We got up early to run away again, this time by walking downtown for breakfast, and a little souvenir shopping. We also picked out people pictures (36 out of the ca. 1600 Mark took) to print out and give to Imke and Hermann in a little album as a good-bye present, and we did visit the Uhu family in the cathedral garden one more time. We came back (by bus) for lunch with Imke, Hermann and the kids, and then went downtown again later in the afternoon, with Imke. Kati had already left to meet a friend downtown, and later met us at our favorite gelateria, Fontanella’s, for a last ice cream. We bought breakfast boards as souvenirs for Mark (and his folks) and walked around a bit more. Imke and Kati took the bus home, but Mark and I took our last walk home through the Katharinenviertel; by the time the day had ended, we had tracked about 10 miles. We finished most of our packing after dinner and also hung out with Imke and Hermann a bit, but I was tired pretty early.

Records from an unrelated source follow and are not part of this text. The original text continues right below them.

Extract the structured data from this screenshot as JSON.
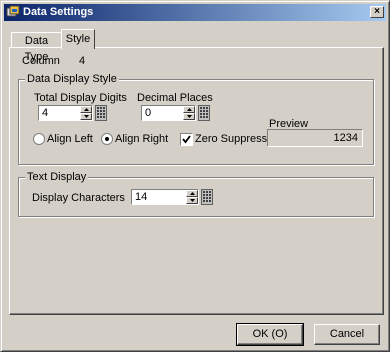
{
  "window": {
    "title": "Data Settings",
    "close_label": "×"
  },
  "tabs": [
    {
      "label": "Data Type"
    },
    {
      "label": "Style"
    }
  ],
  "column": {
    "label": "Column",
    "value": "4"
  },
  "data_display_style": {
    "title": "Data Display Style",
    "total_digits": {
      "label": "Total Display Digits",
      "value": "4"
    },
    "decimal_places": {
      "label": "Decimal Places",
      "value": "0"
    },
    "align_left_label": "Align Left",
    "align_right_label": "Align Right",
    "zero_suppress_label": "Zero Suppress",
    "zero_suppress_checked": true,
    "alignment_selected": "Align Right",
    "preview_label": "Preview",
    "preview_value": "1234"
  },
  "text_display": {
    "title": "Text Display",
    "display_characters": {
      "label": "Display Characters",
      "value": "14"
    }
  },
  "footer": {
    "ok_label": "OK (O)",
    "cancel_label": "Cancel"
  }
}
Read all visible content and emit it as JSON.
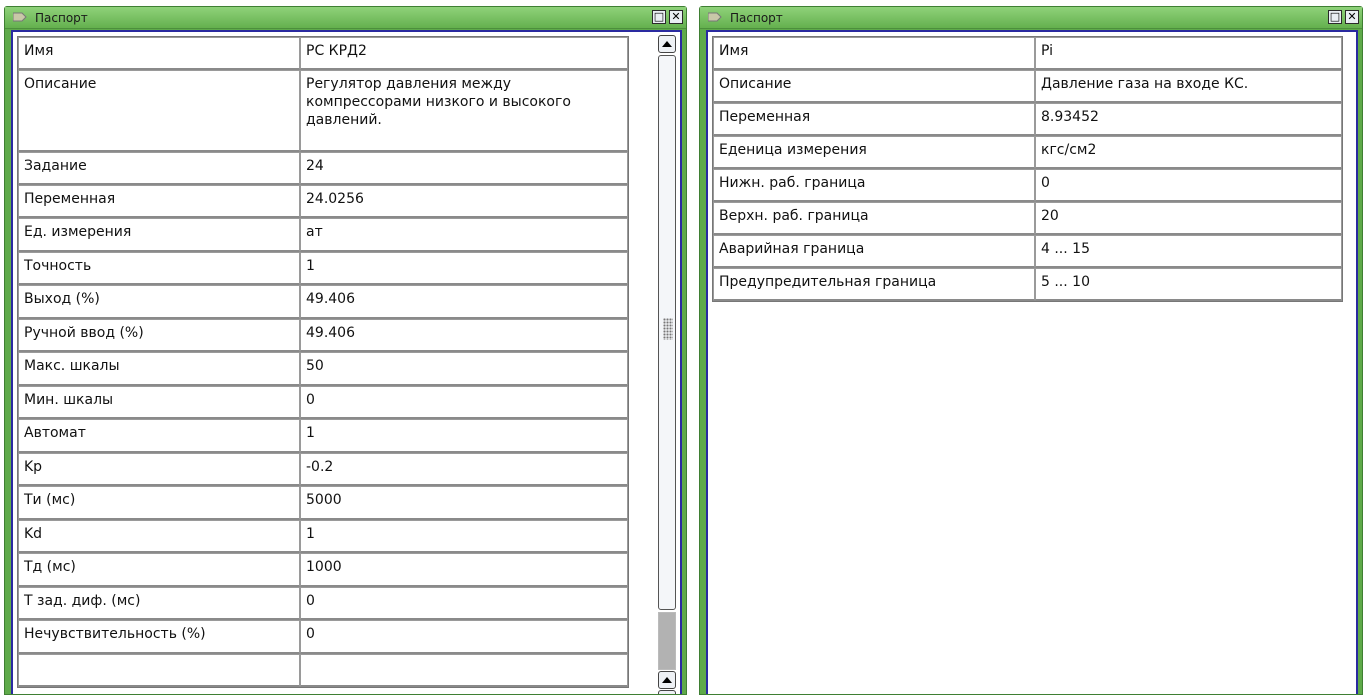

Breakfast and packing in the morning, an early lunch with Imke and Hermann including the kids’ most favorite dessert, and then we were off to Amsterdam. We took the bus to the station, but I & H were nice enough to bring our luggage and say goodbye at the station. The train trip went without a hitch, but it took us a while to get to the very seedy hotel by bus from the station. After finding out how expensive it was to store our luggage at the station, we gave up any plans of looking around the city center of Amsterdam, and sorted out how to find the bus. It was only a half an hour bus ride, but the bus took a long time to come (over 30 minutes) and was initially very crowded. The hotel was pretty nasty (with bunk beds and windows that only opened a tiny bit) and the area wasn’t great for eating out, either. But we had some Dutch fast food and Mark and I went for a little walk afterwards, before turning in. None of us had a really restful night, because it was hot and initially noisy, and both Kati and Kai were rather twitchy and unpleasant. But eventually, we all settled down for some sleep
Last day of our trip! We had a surprisingly nice hotel breakfast (79 euro for all of us including the breakfast wasn’t too terrible, but the hotel was also nothing to brag about–not to mention full of a whole bus full of Australians that all went clubbing together the night before and then took off just as we were getting our taxi). Then we got ourselves sorted at the airport and finally took off for Chicago with a bit of a delay around noon.